Through a combination of wetland restoration and traditional Hawaiian agricultural practices the Nature conservancy worked to restore the He‘eia wetlands.
This intervention focused on the restoration of 405 acres of wetland and the implementation of traditional Hawaiian agricultural practices in surrounding areas. The goal was to restore the natural ecosystem functions of the wetland where 8 streams intersected with the largest bay of the main Hawaiian islands. The intervention focuses on limiting sediment and nutrient run-off while also minimizing local flood risk. This included the removal of invasive red mangroves (Rhizophora mangle) which had lead to increased sedimentation at the mouth of the streams.

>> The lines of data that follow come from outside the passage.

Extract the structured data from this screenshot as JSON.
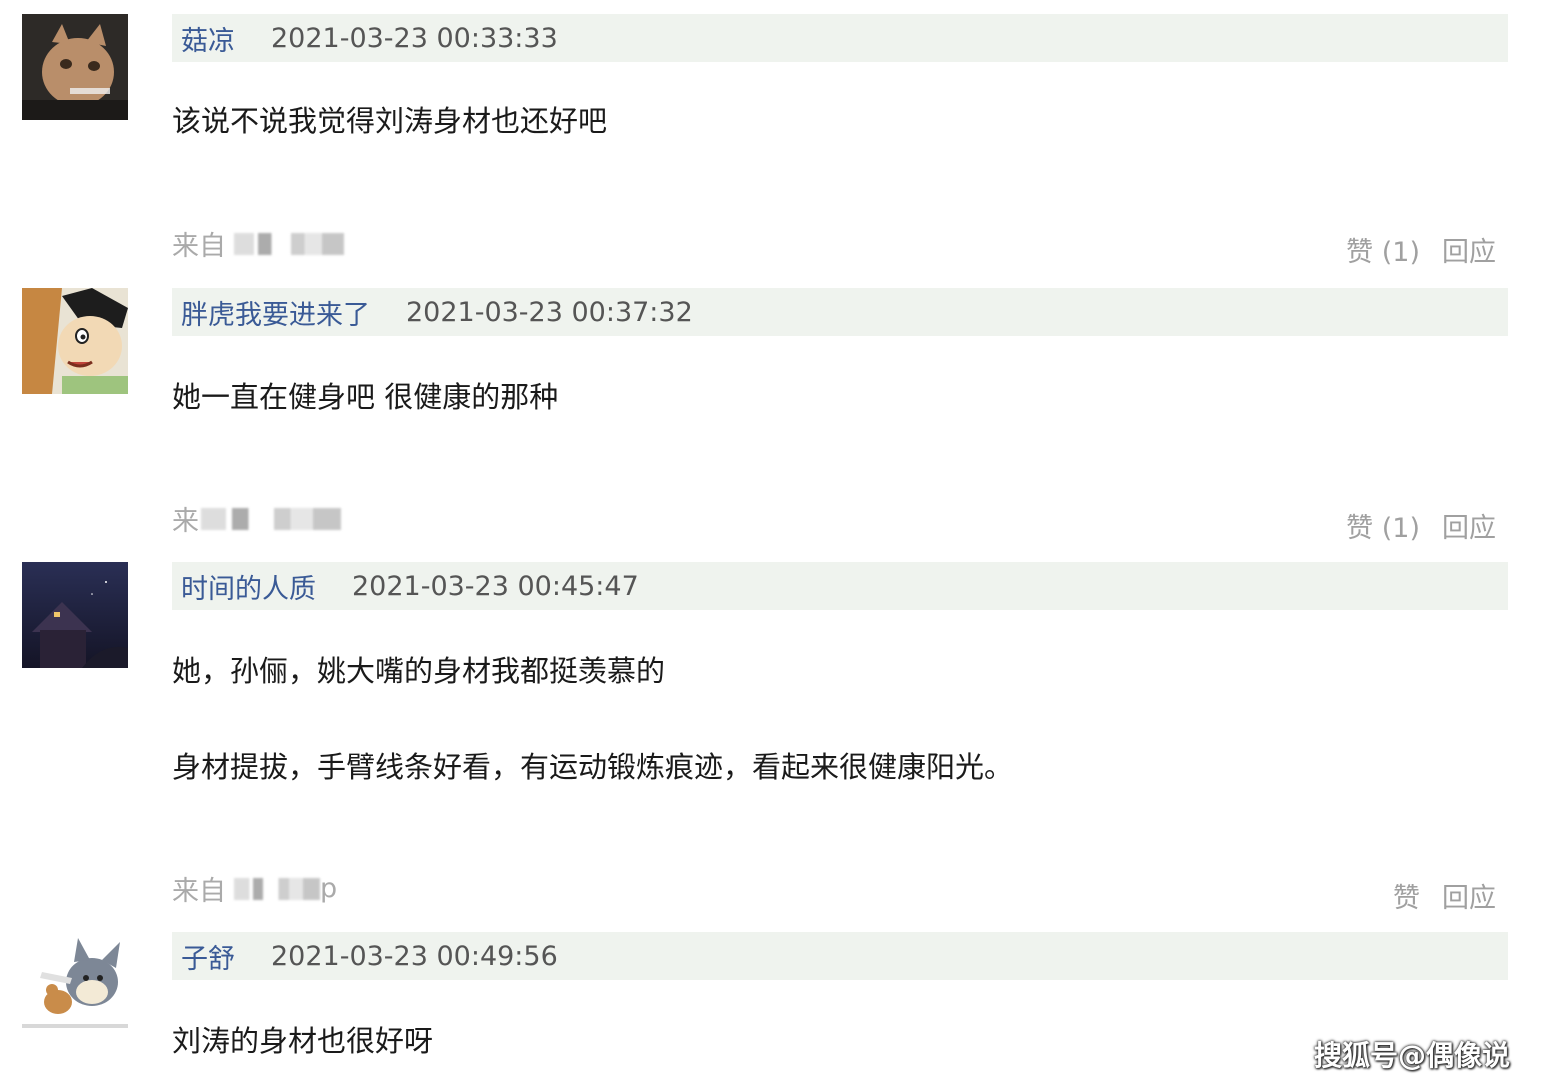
{
  "comments": [
    {
      "author": "菇凉",
      "time": "2021-03-23 00:33:33",
      "lines": [
        "该说不说我觉得刘涛身材也还好吧"
      ],
      "source_prefix": "来自",
      "like_label": "赞 (1)",
      "reply_label": "回应"
    },
    {
      "author": "胖虎我要进来了",
      "time": "2021-03-23 00:37:32",
      "lines": [
        "她一直在健身吧 很健康的那种"
      ],
      "source_prefix": "来",
      "like_label": "赞 (1)",
      "reply_label": "回应"
    },
    {
      "author": "时间的人质",
      "time": "2021-03-23 00:45:47",
      "lines": [
        "她，孙俪，姚大嘴的身材我都挺羡慕的",
        "身材提拔，手臂线条好看，有运动锻炼痕迹，看起来很健康阳光。"
      ],
      "source_prefix": "来自",
      "source_suffix": "p",
      "like_label": "赞",
      "reply_label": "回应"
    },
    {
      "author": "子舒",
      "time": "2021-03-23 00:49:56",
      "lines": [
        "刘涛的身材也很好呀"
      ]
    }
  ],
  "watermark": "搜狐号@偶像说"
}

The removals and restorations were executed with the assistance of over 1,000 volunteers from the local community.
Overview of context and outcomes:
This wetland is highly important to the local community and its restoration was able to support cultural practices as provide food and clean water for the community. This is part of a wider decades long effort to protect this important site. It is located next to the 88-acre ancient He‘eia fishpond which receives protection from the wetland and has been supported through this project.
This wetland restoration works to minimize the impacts of coastal flooding which jeopardizes important cultural and historic structures. The restored landscape reportedly is better able to handle the increased water flows due to rising sea levels linked to climate change.
The interventions removal of invasive species and restoration efforts have supported the improvement of habitat quality for local estuarian species. The project has also reduced the amount of sediment and nutrient run-off that occurs in the bay which is reportedly helping coral reefs which had been degraded in recent years due to the outflows of the streams.
This project has worked to empower local indigenous groups and has relied heavily on traditional and ecological knowledge in the restoration. The intervention works to protecte the culturally significant He‘eia fishponds and support the livelihoods for local fishermen who depend on the bay.
This project is co-managed by the Nature Conservancy and the community-based nonprofit Kako‘o ‘Ōiwi. Together they work to manage a diverse group of local stakeholders surrounding the wetlands.
This project was funded by the National Coastal Resilience Fund which administers US National Oceanic and Atmospheric Administration funding through the National Fish and Wildlife Foundation.
This project has implemented robust monitoring through a Before-After-Control-Impact (BACI) monitoring framework. This allows for direct comparisons of the effects of interventions at the study site to evaluated the effectiveness of them in practice.
The project required significant collaboration, as the streams still had to support local agricultural practices. This meant there were limitations on the scope that the restoration project could have.